Having pacified the southern Canaanite coalition, the Israelites switched their focus to northern Canaan to deal with the lingering threat in that part of the land of promise. The northern campaign spans Joshua 11:1–15 and mirrors in broad structure the previous chapter (which described the southern campaign).
The northern Canaanite coalition was led by King Jabin of Hazor (verses 1–5). Another Canaanite king by the same name appears in Judges 4 and is mentioned again in Psalm 83:9. Whether this is the same Jabin as the one mentioned here in Joshua 11 is unclear, but it seems probable the author of Joshua perhaps reworked some of the material from Judges into his own account (or vice versa).
The defeat of the northern Canaanite federation is described quickly (verses 10–15). The Israelites’ victory is depicted as being decisive and total, with the cities being subjected to the same ḥerem applied to the southern sites.
 See, for example, Judges 4:2, 17, 23–24.
After depicting the conquest of both the north and south of the land of Canaan, the eleventh chapter of Joshua concludes with a summary of Joshua’s campaigns (verses 16–23). The totality of the conquest is emphasized heavily in this summary, which goes to pains to map out the specific range of the Israelites’ victories.
Among the peoples and places conquered were the Anakims, who, according to the summary at the end of this chapter, had been destroyed (verses 21–22). The identity of these mysterious people is not clear, but they appear to have been something like a quasi-legendary race of brutes (or giants, based on how their identity was interpreted in the ancient Greek translation of the Bible) living in Canaan before the Israelite conquest.
The comment in verse 20 that the Lord hardened the hearts of the inhabitants of Canaan serves as both a narrative nod to Moses and Pharaoh and thereby casts the Canaanites in a similar role as the Egyptians in the Exodus tradition. It also adds a sort of extra layer of justification for the conquest.

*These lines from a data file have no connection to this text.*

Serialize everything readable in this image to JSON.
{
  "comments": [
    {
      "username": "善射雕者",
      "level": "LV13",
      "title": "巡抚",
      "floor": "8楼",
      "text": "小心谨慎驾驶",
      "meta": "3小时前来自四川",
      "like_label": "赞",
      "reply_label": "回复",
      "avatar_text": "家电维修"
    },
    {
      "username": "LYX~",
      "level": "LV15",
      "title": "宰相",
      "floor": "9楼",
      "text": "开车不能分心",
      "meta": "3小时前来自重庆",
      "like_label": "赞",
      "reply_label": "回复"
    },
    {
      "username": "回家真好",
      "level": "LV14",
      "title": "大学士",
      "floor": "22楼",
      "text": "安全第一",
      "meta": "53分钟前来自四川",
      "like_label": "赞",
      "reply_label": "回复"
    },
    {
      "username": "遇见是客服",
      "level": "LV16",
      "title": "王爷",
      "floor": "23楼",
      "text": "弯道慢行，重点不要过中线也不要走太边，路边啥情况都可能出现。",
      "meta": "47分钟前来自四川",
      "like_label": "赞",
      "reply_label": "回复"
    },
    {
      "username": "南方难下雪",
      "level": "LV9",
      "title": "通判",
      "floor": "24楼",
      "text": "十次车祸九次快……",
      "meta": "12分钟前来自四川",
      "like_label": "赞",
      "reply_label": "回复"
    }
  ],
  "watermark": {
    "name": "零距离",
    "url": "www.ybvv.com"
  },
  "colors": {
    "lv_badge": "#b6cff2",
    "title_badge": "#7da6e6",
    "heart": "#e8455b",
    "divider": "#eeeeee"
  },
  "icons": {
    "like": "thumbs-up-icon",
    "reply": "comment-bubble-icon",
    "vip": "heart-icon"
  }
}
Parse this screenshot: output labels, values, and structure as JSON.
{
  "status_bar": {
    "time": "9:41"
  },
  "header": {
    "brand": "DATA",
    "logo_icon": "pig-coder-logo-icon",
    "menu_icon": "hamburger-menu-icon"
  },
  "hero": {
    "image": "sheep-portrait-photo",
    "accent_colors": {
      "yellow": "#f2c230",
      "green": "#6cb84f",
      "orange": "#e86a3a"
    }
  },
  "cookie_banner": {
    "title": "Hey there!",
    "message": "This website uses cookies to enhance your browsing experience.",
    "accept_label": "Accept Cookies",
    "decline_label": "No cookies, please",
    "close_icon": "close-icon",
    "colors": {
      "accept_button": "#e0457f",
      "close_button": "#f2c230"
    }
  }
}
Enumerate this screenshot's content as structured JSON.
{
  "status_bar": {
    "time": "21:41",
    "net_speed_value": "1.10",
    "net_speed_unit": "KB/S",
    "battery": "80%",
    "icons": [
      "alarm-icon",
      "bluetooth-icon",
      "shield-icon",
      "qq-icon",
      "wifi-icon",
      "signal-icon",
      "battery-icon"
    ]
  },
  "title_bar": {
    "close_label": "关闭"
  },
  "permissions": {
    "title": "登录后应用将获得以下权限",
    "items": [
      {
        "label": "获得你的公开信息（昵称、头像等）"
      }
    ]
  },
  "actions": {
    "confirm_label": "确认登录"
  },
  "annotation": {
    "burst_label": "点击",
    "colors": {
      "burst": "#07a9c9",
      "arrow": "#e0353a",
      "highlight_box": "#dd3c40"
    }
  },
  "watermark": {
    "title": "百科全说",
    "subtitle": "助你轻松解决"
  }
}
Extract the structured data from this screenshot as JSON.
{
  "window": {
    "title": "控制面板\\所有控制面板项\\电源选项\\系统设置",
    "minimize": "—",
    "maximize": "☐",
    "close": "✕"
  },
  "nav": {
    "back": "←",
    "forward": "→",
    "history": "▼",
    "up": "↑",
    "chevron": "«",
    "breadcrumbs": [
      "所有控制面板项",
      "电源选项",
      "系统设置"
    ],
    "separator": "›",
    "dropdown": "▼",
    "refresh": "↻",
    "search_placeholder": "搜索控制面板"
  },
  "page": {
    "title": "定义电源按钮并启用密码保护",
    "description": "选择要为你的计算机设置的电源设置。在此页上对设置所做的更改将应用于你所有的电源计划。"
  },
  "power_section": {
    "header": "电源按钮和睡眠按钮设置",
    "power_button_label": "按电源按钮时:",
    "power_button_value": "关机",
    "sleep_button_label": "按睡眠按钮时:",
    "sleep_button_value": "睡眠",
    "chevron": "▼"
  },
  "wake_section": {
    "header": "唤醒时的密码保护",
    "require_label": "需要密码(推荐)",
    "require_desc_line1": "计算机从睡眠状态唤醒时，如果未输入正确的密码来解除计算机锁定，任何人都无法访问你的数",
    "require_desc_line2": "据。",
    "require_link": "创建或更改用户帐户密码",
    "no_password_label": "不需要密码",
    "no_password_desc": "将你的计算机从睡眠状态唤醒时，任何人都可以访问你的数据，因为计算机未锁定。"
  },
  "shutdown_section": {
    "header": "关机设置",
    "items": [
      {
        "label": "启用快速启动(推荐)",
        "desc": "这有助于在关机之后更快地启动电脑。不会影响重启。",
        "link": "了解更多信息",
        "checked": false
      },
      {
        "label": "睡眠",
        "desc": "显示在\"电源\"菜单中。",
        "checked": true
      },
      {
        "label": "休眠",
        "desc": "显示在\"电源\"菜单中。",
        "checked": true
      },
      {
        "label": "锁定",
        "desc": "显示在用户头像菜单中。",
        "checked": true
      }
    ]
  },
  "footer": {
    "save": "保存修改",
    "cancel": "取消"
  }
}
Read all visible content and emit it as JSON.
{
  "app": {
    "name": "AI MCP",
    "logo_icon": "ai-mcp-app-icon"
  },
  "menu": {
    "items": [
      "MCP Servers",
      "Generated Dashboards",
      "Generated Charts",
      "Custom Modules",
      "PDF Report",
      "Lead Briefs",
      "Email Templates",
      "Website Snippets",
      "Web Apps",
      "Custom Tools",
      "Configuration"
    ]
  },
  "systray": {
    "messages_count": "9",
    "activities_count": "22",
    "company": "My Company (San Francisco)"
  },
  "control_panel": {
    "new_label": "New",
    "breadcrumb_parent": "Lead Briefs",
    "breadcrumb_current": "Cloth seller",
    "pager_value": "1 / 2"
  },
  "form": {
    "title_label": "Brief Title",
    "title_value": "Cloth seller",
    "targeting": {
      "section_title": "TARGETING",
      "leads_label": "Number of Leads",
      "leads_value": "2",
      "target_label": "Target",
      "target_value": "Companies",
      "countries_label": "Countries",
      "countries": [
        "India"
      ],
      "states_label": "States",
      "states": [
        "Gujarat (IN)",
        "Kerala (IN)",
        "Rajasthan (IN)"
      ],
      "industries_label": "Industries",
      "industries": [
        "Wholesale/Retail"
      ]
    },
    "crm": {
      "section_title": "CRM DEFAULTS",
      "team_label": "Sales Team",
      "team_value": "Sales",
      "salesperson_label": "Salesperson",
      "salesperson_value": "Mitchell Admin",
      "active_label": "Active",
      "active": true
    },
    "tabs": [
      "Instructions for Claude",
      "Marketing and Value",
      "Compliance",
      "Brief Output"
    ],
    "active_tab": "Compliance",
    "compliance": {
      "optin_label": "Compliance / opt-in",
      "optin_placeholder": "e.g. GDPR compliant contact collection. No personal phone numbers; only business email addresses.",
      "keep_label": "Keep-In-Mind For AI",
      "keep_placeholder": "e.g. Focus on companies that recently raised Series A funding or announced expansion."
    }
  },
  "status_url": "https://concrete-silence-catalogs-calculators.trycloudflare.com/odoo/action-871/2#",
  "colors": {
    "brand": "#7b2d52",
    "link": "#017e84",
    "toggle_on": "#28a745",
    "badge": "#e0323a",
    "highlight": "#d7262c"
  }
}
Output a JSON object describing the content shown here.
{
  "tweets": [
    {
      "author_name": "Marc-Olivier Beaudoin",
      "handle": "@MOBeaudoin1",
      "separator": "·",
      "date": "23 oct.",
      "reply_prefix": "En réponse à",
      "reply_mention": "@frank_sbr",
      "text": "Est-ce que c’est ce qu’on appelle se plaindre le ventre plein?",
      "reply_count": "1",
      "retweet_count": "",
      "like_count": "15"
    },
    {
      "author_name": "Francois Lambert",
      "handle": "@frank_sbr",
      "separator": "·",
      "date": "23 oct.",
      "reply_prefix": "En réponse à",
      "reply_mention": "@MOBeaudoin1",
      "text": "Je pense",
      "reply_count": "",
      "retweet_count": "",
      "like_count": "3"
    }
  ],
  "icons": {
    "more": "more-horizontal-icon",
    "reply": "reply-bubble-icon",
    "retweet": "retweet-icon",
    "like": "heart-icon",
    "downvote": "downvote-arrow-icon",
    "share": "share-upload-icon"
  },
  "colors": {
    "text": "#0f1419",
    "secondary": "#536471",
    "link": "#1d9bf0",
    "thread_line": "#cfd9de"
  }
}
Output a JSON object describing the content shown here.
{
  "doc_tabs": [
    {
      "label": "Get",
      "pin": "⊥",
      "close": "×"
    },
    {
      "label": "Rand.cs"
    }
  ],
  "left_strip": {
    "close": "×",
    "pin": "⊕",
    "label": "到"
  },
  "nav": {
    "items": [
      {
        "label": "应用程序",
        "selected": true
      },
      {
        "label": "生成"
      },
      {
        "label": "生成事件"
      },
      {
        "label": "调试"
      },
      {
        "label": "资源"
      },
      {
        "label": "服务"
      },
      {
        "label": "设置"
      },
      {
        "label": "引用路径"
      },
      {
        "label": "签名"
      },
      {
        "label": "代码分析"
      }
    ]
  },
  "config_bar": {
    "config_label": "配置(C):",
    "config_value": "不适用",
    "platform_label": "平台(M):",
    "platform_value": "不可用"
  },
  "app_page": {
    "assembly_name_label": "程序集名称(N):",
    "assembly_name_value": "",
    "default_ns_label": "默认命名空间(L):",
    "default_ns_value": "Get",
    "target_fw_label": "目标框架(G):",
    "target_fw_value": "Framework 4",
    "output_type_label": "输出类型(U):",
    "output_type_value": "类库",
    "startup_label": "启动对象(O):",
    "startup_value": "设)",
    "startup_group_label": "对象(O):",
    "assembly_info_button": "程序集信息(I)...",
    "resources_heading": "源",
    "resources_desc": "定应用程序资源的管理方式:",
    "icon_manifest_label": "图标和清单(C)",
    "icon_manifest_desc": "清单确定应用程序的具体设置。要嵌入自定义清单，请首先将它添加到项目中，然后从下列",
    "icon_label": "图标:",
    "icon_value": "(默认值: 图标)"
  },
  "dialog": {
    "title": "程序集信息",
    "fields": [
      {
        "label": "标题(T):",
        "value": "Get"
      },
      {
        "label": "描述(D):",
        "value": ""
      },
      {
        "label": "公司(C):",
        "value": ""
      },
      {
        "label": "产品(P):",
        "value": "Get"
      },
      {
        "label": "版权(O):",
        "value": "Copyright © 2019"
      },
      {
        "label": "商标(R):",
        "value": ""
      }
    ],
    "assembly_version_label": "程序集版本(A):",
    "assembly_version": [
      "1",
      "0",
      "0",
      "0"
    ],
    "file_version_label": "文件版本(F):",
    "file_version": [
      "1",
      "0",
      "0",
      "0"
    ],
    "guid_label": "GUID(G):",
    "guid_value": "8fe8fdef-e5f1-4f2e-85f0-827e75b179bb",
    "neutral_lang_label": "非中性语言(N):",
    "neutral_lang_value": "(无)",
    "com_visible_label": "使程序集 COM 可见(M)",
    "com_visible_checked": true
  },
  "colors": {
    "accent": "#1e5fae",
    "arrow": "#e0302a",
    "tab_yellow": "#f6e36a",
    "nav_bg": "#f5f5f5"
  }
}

Note as well that according to verse 19, some of the inhabitants of Canaan (specifically the Hivites of Gibeon, encountered earlier in Joshua 9:1–27) were spared destruction despite the injunction given at Deuteronomy 20:16–18, suggesting the conditional nature of who was deemed worthy of the ḥerem.
 Compare Deuteronomy 1:28; 2:10–11, 21; 9:2.
 See, for example, Exodus 4:21; 7:3, 13; 8:15.